Focus on the Role of Explicit Knowledge of Grammar

Hosney M. El-daly, PhD
Department of Linguistics
Faculty of Humanities and
Social Sciences
United Arab Emirates

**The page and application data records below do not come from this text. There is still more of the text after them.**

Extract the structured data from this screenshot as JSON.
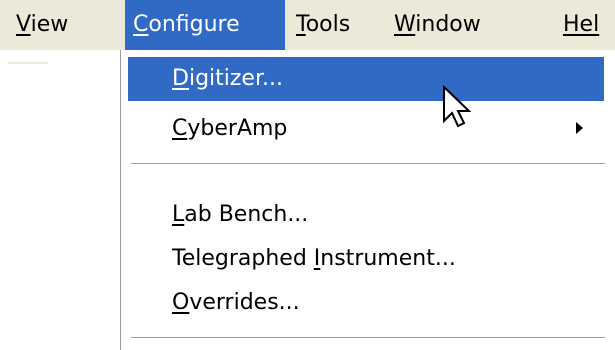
{
  "menubar": {
    "items": [
      {
        "underline": "V",
        "rest": "iew",
        "open": false
      },
      {
        "underline": "C",
        "rest": "onfigure",
        "open": true
      },
      {
        "underline": "T",
        "rest": "ools",
        "open": false
      },
      {
        "underline": "W",
        "rest": "indow",
        "open": false
      },
      {
        "underline": "Hel",
        "rest": "",
        "open": false
      }
    ]
  },
  "dropdown": {
    "items": [
      {
        "pre": "",
        "underline": "D",
        "post": "igitizer...",
        "highlighted": true,
        "submenu": false
      },
      {
        "pre": "",
        "underline": "C",
        "post": "yberAmp",
        "highlighted": false,
        "submenu": true
      },
      {
        "pre": "",
        "underline": "L",
        "post": "ab Bench...",
        "highlighted": false,
        "submenu": false
      },
      {
        "pre": "Telegraphed ",
        "underline": "I",
        "post": "nstrument...",
        "highlighted": false,
        "submenu": false
      },
      {
        "pre": "",
        "underline": "O",
        "post": "verrides...",
        "highlighted": false,
        "submenu": false
      }
    ]
  },
  "colors": {
    "highlight": "#316ac5",
    "menubar_bg": "#ece9d8"
  },
  "cursor": {
    "icon": "arrow-cursor-icon"
  }
}
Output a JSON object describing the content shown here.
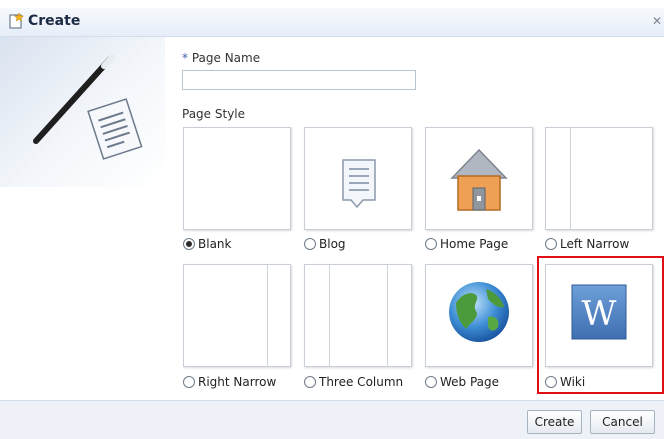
{
  "dialog": {
    "title": "Create"
  },
  "form": {
    "required_marker": "*",
    "page_name_label": "Page Name",
    "page_name_value": "",
    "page_style_label": "Page Style"
  },
  "styles": [
    {
      "label": "Blank",
      "selected": true,
      "icon": "blank-layout"
    },
    {
      "label": "Blog",
      "selected": false,
      "icon": "document-icon"
    },
    {
      "label": "Home Page",
      "selected": false,
      "icon": "house-icon"
    },
    {
      "label": "Left Narrow",
      "selected": false,
      "icon": "left-narrow-layout"
    },
    {
      "label": "Right Narrow",
      "selected": false,
      "icon": "right-narrow-layout"
    },
    {
      "label": "Three Column",
      "selected": false,
      "icon": "three-column-layout"
    },
    {
      "label": "Web Page",
      "selected": false,
      "icon": "globe-icon"
    },
    {
      "label": "Wiki",
      "selected": false,
      "icon": "wiki-w-icon"
    }
  ],
  "buttons": {
    "create": "Create",
    "cancel": "Cancel"
  },
  "colors": {
    "highlight": "#e00f17",
    "wiki_blue": "#4a7fc1"
  }
}
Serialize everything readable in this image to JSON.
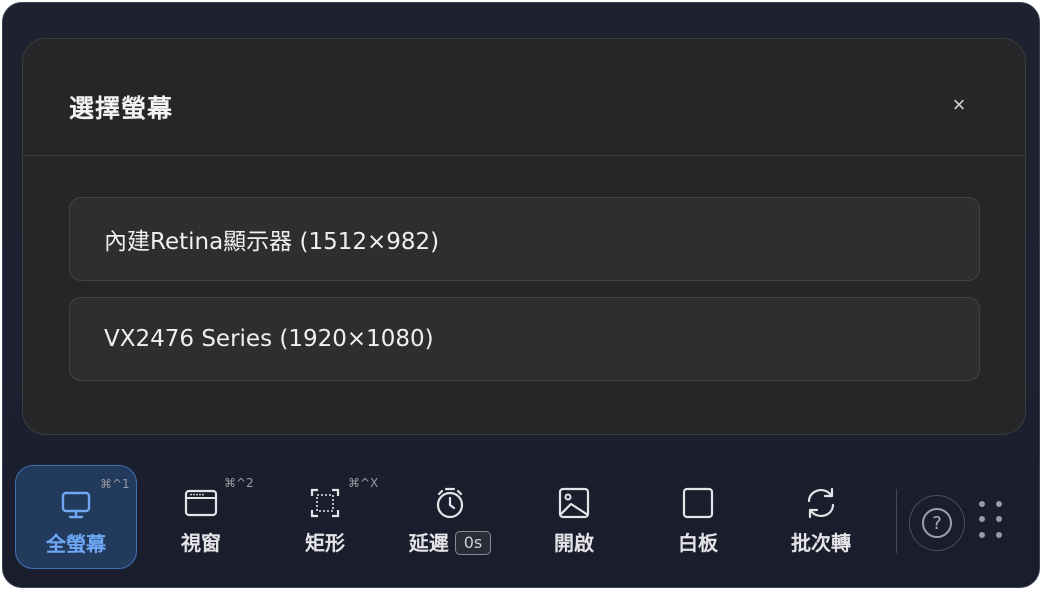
{
  "dialog": {
    "title": "選擇螢幕",
    "close_glyph": "×",
    "screens": [
      {
        "label": "內建Retina顯示器 (1512×982)"
      },
      {
        "label": "VX2476 Series (1920×1080)"
      }
    ]
  },
  "toolbar": {
    "tools": [
      {
        "id": "fullscreen",
        "label": "全螢幕",
        "shortcut": "⌘^1",
        "icon": "monitor-icon",
        "active": true
      },
      {
        "id": "window",
        "label": "視窗",
        "shortcut": "⌘^2",
        "icon": "window-icon",
        "active": false
      },
      {
        "id": "rectangle",
        "label": "矩形",
        "shortcut": "⌘^X",
        "icon": "crop-rectangle-icon",
        "active": false
      },
      {
        "id": "delay",
        "label": "延遲",
        "delay_value": "0s",
        "icon": "timer-icon",
        "active": false
      },
      {
        "id": "open",
        "label": "開啟",
        "icon": "image-icon",
        "active": false
      },
      {
        "id": "whiteboard",
        "label": "白板",
        "icon": "square-icon",
        "active": false
      },
      {
        "id": "batch",
        "label": "批次轉",
        "icon": "refresh-icon",
        "active": false
      }
    ],
    "help_glyph": "?"
  },
  "colors": {
    "accent": "#6ea8f5",
    "active_bg": "#223a5c",
    "panel_bg": "#262628",
    "window_bg": "#1e2230"
  }
}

This study was undertaken to investigate the written performance of ten foreign students – five native Arabic speakers and five native Spanish speakers – at the University of Pittsburgh, USA. The purpose was to better understand the role of grammar knowledge in the written productions of foreign students. The data were obtained from: a questionnaire, two writing tasks, focused and unfocused error correction tasks, and interviews. The questions that guided the analyses were (1) what is the relationship between students’ knowledge of grammar and the accuracy of their written productions?; (2) what does the change in students’ performance tell us about the depth of their knowledge and strategies in correcting grammar errors? and finally, (3) what factors affect L2 learners’ accurate performance in writing, apart from their level of morphosyntactic competence? Results showed that assessing L2 learners’ performance in writing is not an easy task and, therefore, we need to consider it from more than one perspective. It should encompass both elements of fluency, represented in their ability to demonstrate facility in producing language; and accuracy, represented in their ability not to make errors. The subjects’ performance in writing and correction tasks was not systematic or unitary. This suggests that L2 learners’ proficiency is not an absolute construct and, that the learner who performs highly in one task will not necessarily perform at the same high level in another task. Students’ errors in writing appeared to be due to their incomplete knowledge of grammar, their focus on the meaning, and the complexity of writing as a multi-dimensional activity. Drawing students’ attention to the location of errors appeared to positively affect their abilities to correct them.

Key words: Grammar Knowledge, Narrative, Persuasive Writing.